22. The release binding of claim 21 wherein said means to support said bias means includes a member mounted on said support means, and an adjustable element on said last mentioned member engaging said bias means to change the force exerted on said second wall portion by said bias means.

23. The release binding of claim 22 wherein said bias means comprises a compression coil spring.

mg UNITED STATES PATENT OFFICE (211".R'iIFICA'IE OF CORRECTION Patent No. 3,612 a 559 Dated Octooer 12, 197].

Inventor(s) Pauls- Petersen et a1 It is certified that error appears in the above-identified patent and that said Letters Parent: are hereby corrected as shown below:

Column 8, line 8, (Claim 18, line 3) after "support" insert-.-member--; Column 8, line 31, (Claim 19, line ll) "members should be--member--; Column 8, line 49 (Claim 21, line 6) after means insert-, including lever means, retainer means; Column 8, lines 50 & 5]. (Claim 21, lines 7 and 8) delete "including lever means, retainer means".

Signed and sealed this 25 th day of A ril 1972.

(SEAL) Abtest:

EDWARD P LFLETCHERJR. ROBERT GOTTSCHALK Attesting Officer Commissioner of Patents

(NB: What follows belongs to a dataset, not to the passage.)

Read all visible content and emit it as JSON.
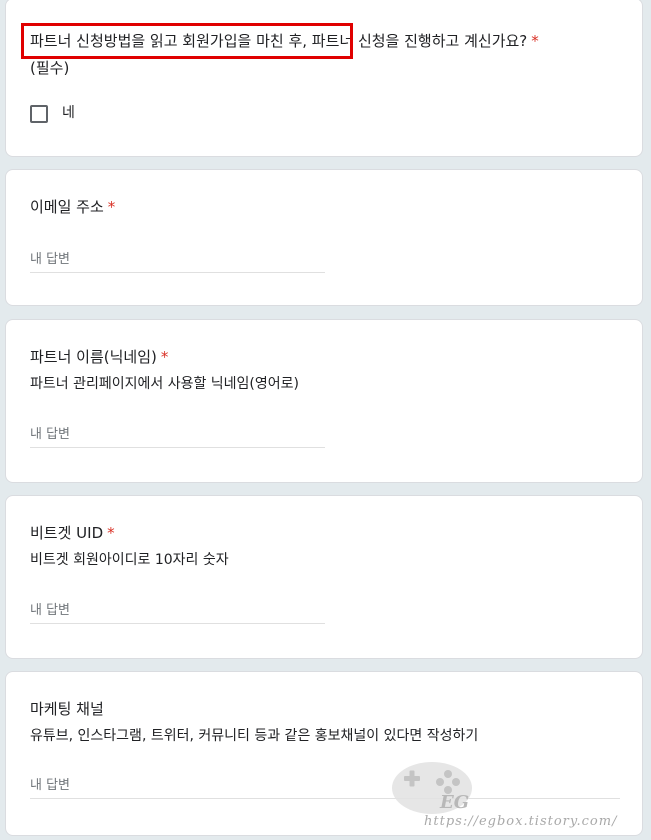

Patent Citations
Cited PatentFiling datePublication dateApplicantTitle
US2616714 *May 26, 1950Nov 4, 1952Mitchell H CubberleySafety ski binding
US3326567 *Sep 24, 1965Jun 20, 1967Pronzati AttilloSafety device for ski-boot coupling
DE1200716B *Jun 8, 1962Sep 9, 1965Karl KinzlSicherheitsskibindung
FR1336404A * Title not available
Referenced by
Citing PatentFiling datePublication dateApplicantTitle
US3866929 *Aug 17, 1973Feb 18, 1975Daniel LacroixSki binding
US3870326 *Apr 2, 1973Mar 11, 1975Cubco IncReleasable ski binding with regulatable toe release mechanism
US3961802 *Jun 9, 1975Jun 8, 1976Vannatter Harley ESki binding
US4003587 *Jul 3, 1975Jan 18, 1977Etablissements Francois Salomon Et FilsSafety binding for ski boots
US4135735 *Feb 4, 1977Jan 23, 1979Beyl Jean Joseph AlfredSafety ski binding with boot-clamping movable plate
US4418937 *Nov 25, 1980Dec 6, 1983Etablissements Francois Salomon Et Fils, S.A.Latching apparatus for use with ski binding
US4572541 *Aug 1, 1983Feb 25, 1986Ste LookSafety toe-abutment member for a ski
US6510620 *Mar 22, 2001Jan 28, 2003Robert G. BenderTool and method for the precision boring of holes
US6659494Jan 30, 2001Dec 9, 2003Ralph M. MartinBackwards release ski binding on a pivot plate mount
US6769711Dec 27, 2000Aug 3, 2004Ralph M. MartinGas powered backwards release ski binding
US7104564Jan 3, 2003Sep 12, 2006Martin Ralph MBackwards release ski binding
Classifications
U.S. Classification280/628
International ClassificationA63C9/085, A63C9/08
Cooperative ClassificationA63C9/086, A63C9/08564, A63C9/0855, A63C9/005, A63C9/08578, A63C9/0805, A63C9/08542
European ClassificationA63C9/086, A63C9/085C1, A63C9/085B1, A63C9/085B2, A63C9/08C